**About this exercise**
Give the records below again, word for word. No pictures belong in the copy.

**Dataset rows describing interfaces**
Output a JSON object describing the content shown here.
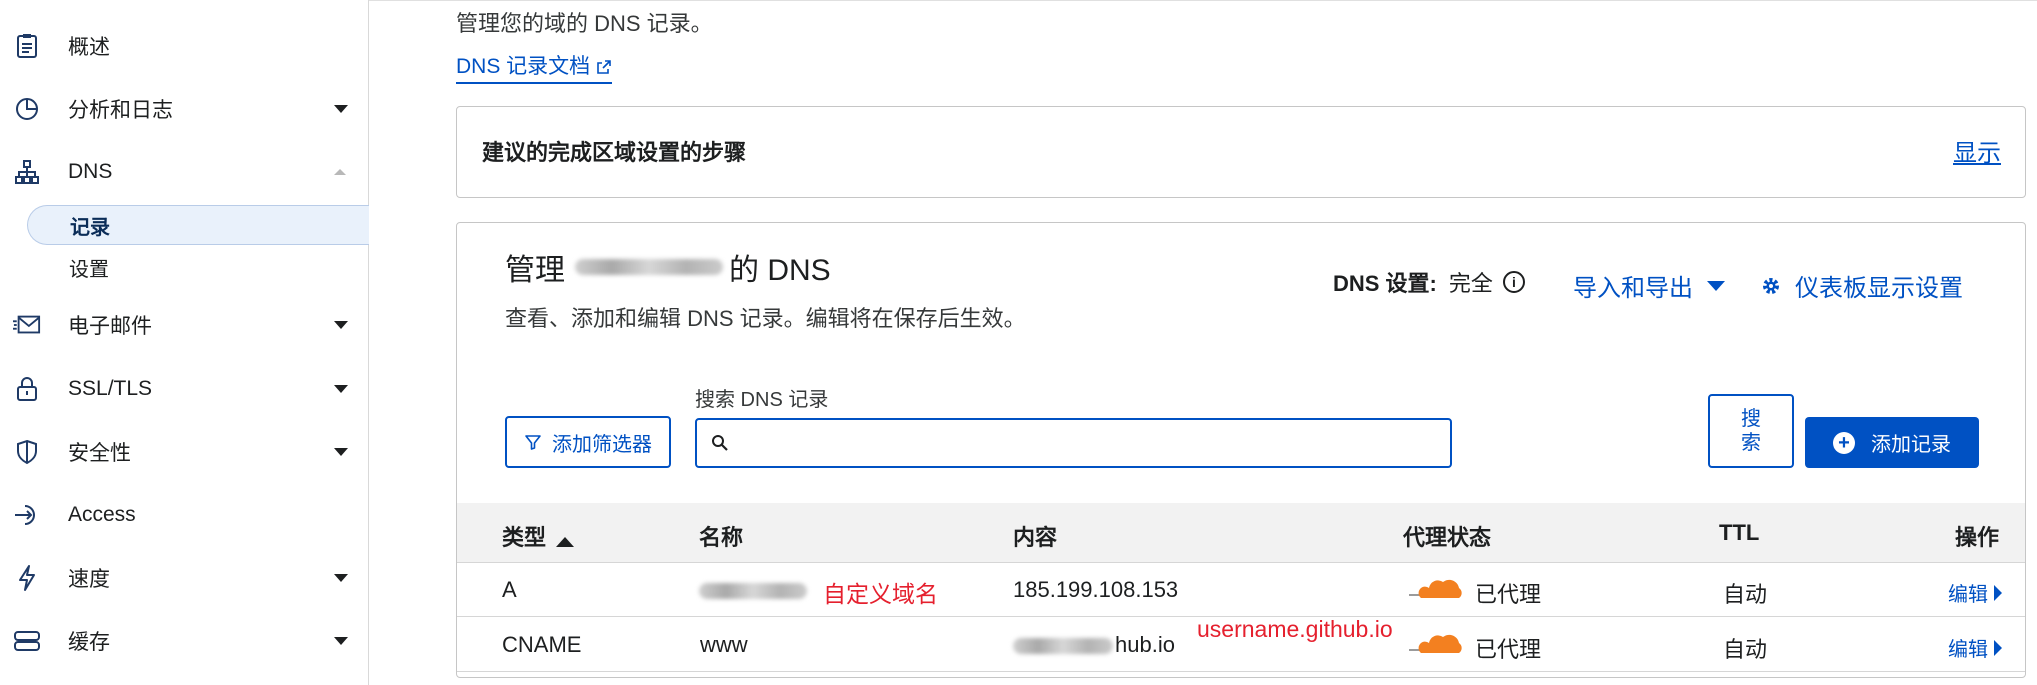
{
  "sidebar": {
    "items": [
      {
        "label": "概述",
        "icon": "clipboard-icon"
      },
      {
        "label": "分析和日志",
        "icon": "pie-chart-icon"
      },
      {
        "label": "DNS",
        "icon": "sitemap-icon"
      },
      {
        "label": "电子邮件",
        "icon": "email-icon"
      },
      {
        "label": "SSL/TLS",
        "icon": "lock-icon"
      },
      {
        "label": "安全性",
        "icon": "shield-icon"
      },
      {
        "label": "Access",
        "icon": "access-icon"
      },
      {
        "label": "速度",
        "icon": "lightning-icon"
      },
      {
        "label": "缓存",
        "icon": "cache-icon"
      }
    ],
    "dns_sub": [
      {
        "label": "记录",
        "active": true
      },
      {
        "label": "设置",
        "active": false
      }
    ]
  },
  "main": {
    "intro": "管理您的域的 DNS 记录。",
    "doc_link": "DNS 记录文档",
    "steps_title": "建议的完成区域设置的步骤",
    "steps_show": "显示",
    "dns_title_prefix": "管理",
    "dns_title_suffix": "的 DNS",
    "dns_subtitle": "查看、添加和编辑 DNS 记录。编辑将在保存后生效。",
    "dns_settings_label": "DNS 设置:",
    "dns_settings_value": "完全",
    "import_export": "导入和导出",
    "dashboard_settings": "仪表板显示设置",
    "filter_button": "添加筛选器",
    "search_label": "搜索 DNS 记录",
    "search_value": "",
    "search_button": "搜索",
    "add_record_button": "添加记录"
  },
  "table": {
    "headers": {
      "type": "类型",
      "name": "名称",
      "content": "内容",
      "proxy": "代理状态",
      "ttl": "TTL",
      "actions": "操作"
    },
    "rows": [
      {
        "type": "A",
        "name": "",
        "name_note": "自定义域名",
        "content": "185.199.108.153",
        "content_note": "",
        "proxy": "已代理",
        "ttl": "自动",
        "action": "编辑"
      },
      {
        "type": "CNAME",
        "name": "www",
        "name_note": "",
        "content": "hub.io",
        "content_note": "username.github.io",
        "proxy": "已代理",
        "ttl": "自动",
        "action": "编辑"
      }
    ]
  },
  "colors": {
    "accent": "#0051c3",
    "cloud": "#f38020",
    "annotation": "#e5202e"
  }
}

**Output for this exercise**
Output a JSON object describing the content shown here.
{
  "sidebar": {
    "items": [
      {
        "label": "概述",
        "icon": "clipboard-icon"
      },
      {
        "label": "分析和日志",
        "icon": "pie-chart-icon"
      },
      {
        "label": "DNS",
        "icon": "sitemap-icon"
      },
      {
        "label": "电子邮件",
        "icon": "email-icon"
      },
      {
        "label": "SSL/TLS",
        "icon": "lock-icon"
      },
      {
        "label": "安全性",
        "icon": "shield-icon"
      },
      {
        "label": "Access",
        "icon": "access-icon"
      },
      {
        "label": "速度",
        "icon": "lightning-icon"
      },
      {
        "label": "缓存",
        "icon": "cache-icon"
      }
    ],
    "dns_sub": [
      {
        "label": "记录",
        "active": true
      },
      {
        "label": "设置",
        "active": false
      }
    ]
  },
  "main": {
    "intro": "管理您的域的 DNS 记录。",
    "doc_link": "DNS 记录文档",
    "steps_title": "建议的完成区域设置的步骤",
    "steps_show": "显示",
    "dns_title_prefix": "管理",
    "dns_title_suffix": "的 DNS",
    "dns_subtitle": "查看、添加和编辑 DNS 记录。编辑将在保存后生效。",
    "dns_settings_label": "DNS 设置:",
    "dns_settings_value": "完全",
    "import_export": "导入和导出",
    "dashboard_settings": "仪表板显示设置",
    "filter_button": "添加筛选器",
    "search_label": "搜索 DNS 记录",
    "search_value": "",
    "search_button": "搜索",
    "add_record_button": "添加记录"
  },
  "table": {
    "headers": {
      "type": "类型",
      "name": "名称",
      "content": "内容",
      "proxy": "代理状态",
      "ttl": "TTL",
      "actions": "操作"
    },
    "rows": [
      {
        "type": "A",
        "name": "",
        "name_note": "自定义域名",
        "content": "185.199.108.153",
        "content_note": "",
        "proxy": "已代理",
        "ttl": "自动",
        "action": "编辑"
      },
      {
        "type": "CNAME",
        "name": "www",
        "name_note": "",
        "content": "hub.io",
        "content_note": "username.github.io",
        "proxy": "已代理",
        "ttl": "自动",
        "action": "编辑"
      }
    ]
  },
  "colors": {
    "accent": "#0051c3",
    "cloud": "#f38020",
    "annotation": "#e5202e"
  }
}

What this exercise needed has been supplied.